▶ [Problem to work on]:
Please state the number of lines in the records below that contain the string "name", and nothing further.
..........
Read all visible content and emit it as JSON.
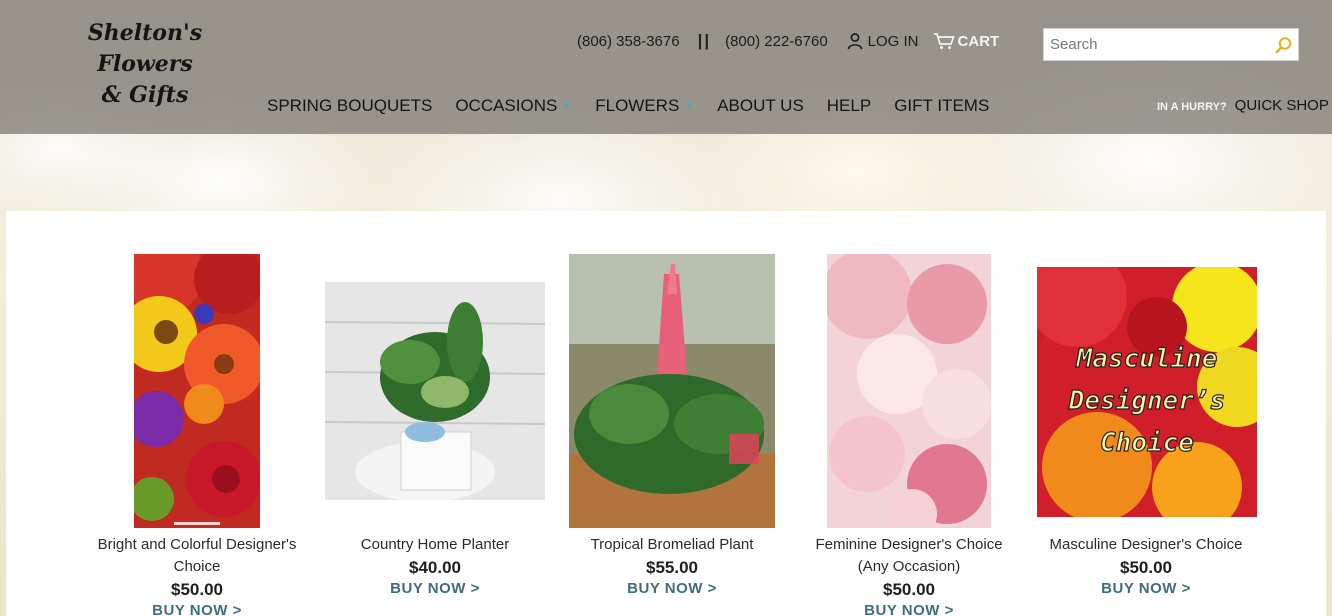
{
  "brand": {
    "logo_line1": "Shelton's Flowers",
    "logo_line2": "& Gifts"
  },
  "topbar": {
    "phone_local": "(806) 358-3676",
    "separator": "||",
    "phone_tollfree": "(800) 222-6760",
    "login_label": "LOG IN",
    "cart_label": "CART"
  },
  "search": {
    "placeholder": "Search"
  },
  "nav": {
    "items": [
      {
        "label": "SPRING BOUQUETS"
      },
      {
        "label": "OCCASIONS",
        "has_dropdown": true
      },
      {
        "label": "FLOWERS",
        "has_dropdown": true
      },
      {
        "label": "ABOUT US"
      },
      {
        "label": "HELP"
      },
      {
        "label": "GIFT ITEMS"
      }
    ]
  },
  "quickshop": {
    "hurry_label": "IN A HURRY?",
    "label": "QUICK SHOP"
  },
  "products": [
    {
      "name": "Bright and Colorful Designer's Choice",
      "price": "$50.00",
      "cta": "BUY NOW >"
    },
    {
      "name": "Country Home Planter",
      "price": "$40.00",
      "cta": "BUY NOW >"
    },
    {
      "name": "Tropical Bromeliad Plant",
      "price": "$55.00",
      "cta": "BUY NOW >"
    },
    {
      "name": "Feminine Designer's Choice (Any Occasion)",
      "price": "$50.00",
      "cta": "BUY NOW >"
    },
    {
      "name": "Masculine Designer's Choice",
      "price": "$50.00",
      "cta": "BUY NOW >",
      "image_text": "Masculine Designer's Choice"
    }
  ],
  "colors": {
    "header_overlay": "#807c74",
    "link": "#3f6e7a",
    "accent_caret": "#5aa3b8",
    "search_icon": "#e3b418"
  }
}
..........
▶ [Answer for the task]:
5